A kitten in need of a home at the RSPCA rehoming centre - Credit: Chris Bishop

“We’re starting to see the knock-on effects of this as we, and other charities, predicted. Tragically we’re starting to see an increase in the abandonment of pets and growing numbers of cats and rabbits being rescued and coming into our care.

"Sadly, we are now seeing an increase in pets coming into our care, many because owners are struggling to afford to pay for behavioural support, vet care or even to feed their pets."

Mr Saunders said recent arrivals included a pregnant pug, whose owner could not afford the £1,400 bill for an emergency cesarean.

"That owner wasn't expecting a bill for £1,400," he said. "A lot of people don't have a reserve of £1,400 to fall back on."


A dog waiting patiently for a new owner to come and take him home - Credit: Chris Bishop

Changing work patterns forced by higher bills have been the final straw for others.

"We have a five-year-old French bulldog whose owners are having to work more hours to earn more money, so they don't have time for the dog," said Mr Saunders.

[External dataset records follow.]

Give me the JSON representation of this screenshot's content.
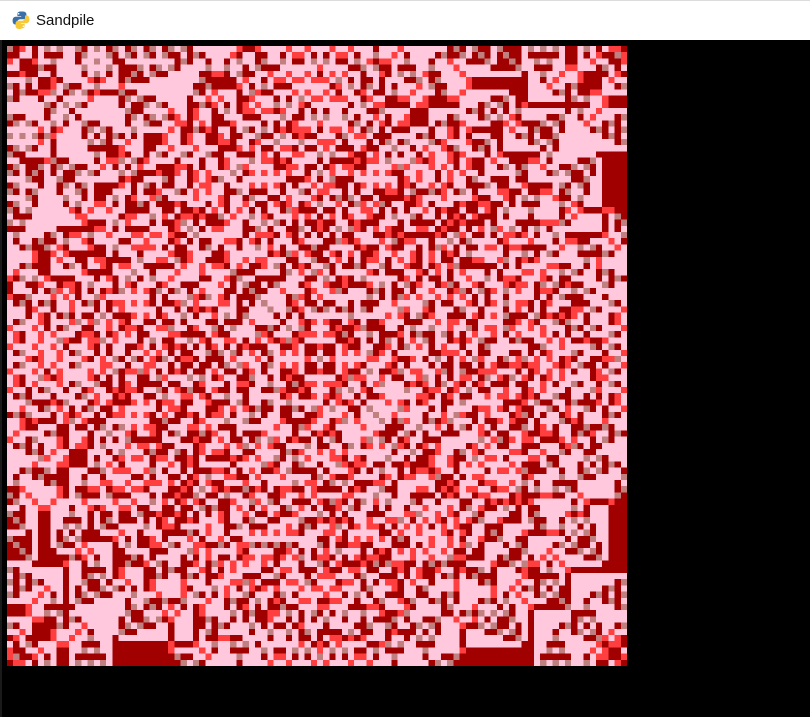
{
  "window": {
    "title": "Sandpile",
    "icon": "python-snake-icon"
  },
  "sandpile": {
    "grid_size": 100,
    "palette": {
      "0": "#c08080",
      "1": "#ff3f3f",
      "2": "#a00000",
      "3": "#ffc8dc"
    },
    "background": "#000000"
  }
}
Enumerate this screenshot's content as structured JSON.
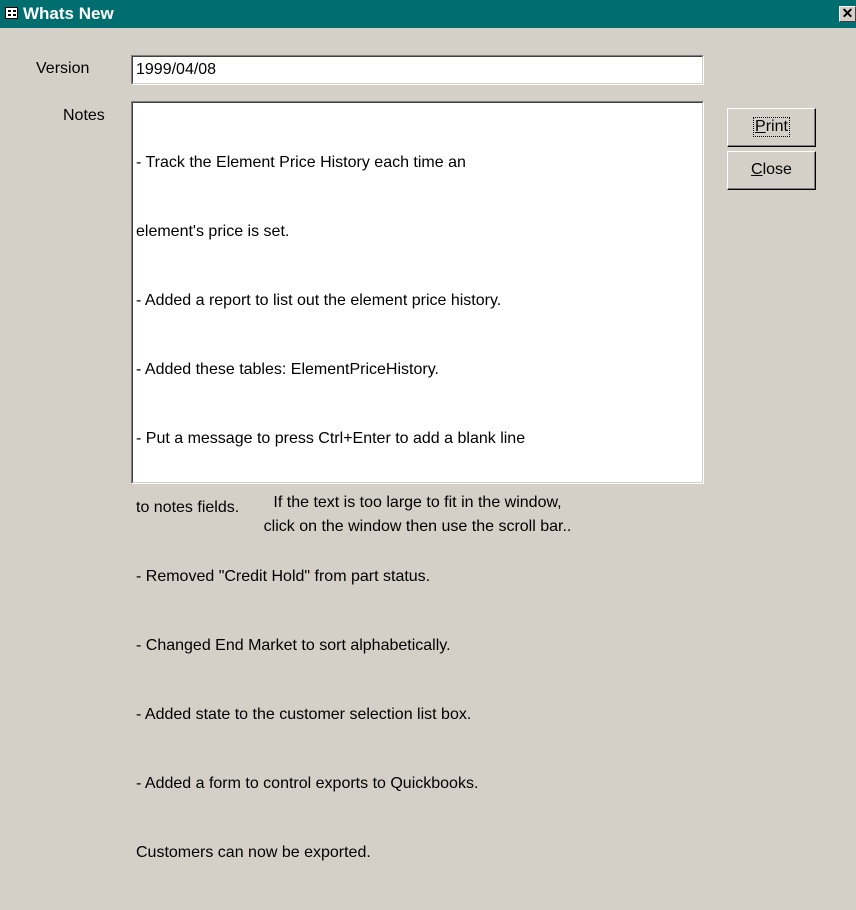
{
  "window": {
    "title": "Whats New",
    "close_glyph": "✕"
  },
  "version": {
    "label": "Version",
    "value": "1999/04/08"
  },
  "notes": {
    "label": "Notes",
    "lines": [
      "- Track the Element Price History each time an",
      "element's price is set.",
      "- Added a report to list out the element price history.",
      "- Added these tables: ElementPriceHistory.",
      "- Put a message to press Ctrl+Enter to add a blank line",
      "to notes fields.",
      "- Removed \"Credit Hold\" from part status.",
      "- Changed End Market to sort alphabetically.",
      "- Added state to the customer selection list box.",
      "- Added a form to control exports to Quickbooks.",
      "Customers can now be exported."
    ]
  },
  "buttons": {
    "print": {
      "mnemonic": "P",
      "rest": "rint"
    },
    "close": {
      "mnemonic": "C",
      "rest": "lose"
    }
  },
  "hint": {
    "line1": "If the text is too large to fit in the window,",
    "line2": "click on the window then use the scroll bar.."
  },
  "colors": {
    "titlebar": "#006e6e",
    "face": "#d4d0c8"
  },
  "icons": {
    "title": "form-icon",
    "close": "close-icon"
  }
}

Relationship breakdowns and being forced to move to a new home or downsize to a property where pets are not allowed has also seen some owners forced to give up their animals. They include a couple with dogs aged 14, 10 and eight who had to turn to the RSPCA. 

"They'd had them all their lives," said Mr Saunders. "You can't imagine the tears, it's just awful."

Carl Saunders

Carl Saunders, manager of the RSPCA's West Norfolk Branch at Eau Brink - Credit: Chris Bishop

Others find their way to the RSPCA for different reasons, such as Violet the beagle, who did not get on with the cat in her previous home.

So-called lockdown puppies are also finding their way into the society.

"They think they're gorgeous fluffy little thing as a puppy," said Mr Saunders. "But they don't stay a gorgeous, fluffy little thing forever."

The owner of a stray dog brought in by a council dog warden was traced by its implanted chip. But when they tried to contact the owner, they found their calls blocked.

Eau Brink

Animal care assistant Helena Redfern with a kitten at Eau Brink - Credit: Chris Bishop

Mr Saunders said it cost around £275,000 a year to run the centre, most of which is raised by its three charity shops and events such as a recent sponsored dog walk at Holkham, which raised £2,000 for what the Countess of Leicester referred to as West Norfolk's Battersea Dogs Home.

Rehoming across the country has slowed. The RSPCA rehomed an average of 753 animals per week in 2019, 565 in 2020 and 518 in 2021, meaning that spaces aren’t being freed up as quickly and animals are staying in care for longer.

At Eau Brink, those looking for their forever home can be seen online at westnorfolkrspca.org.uk.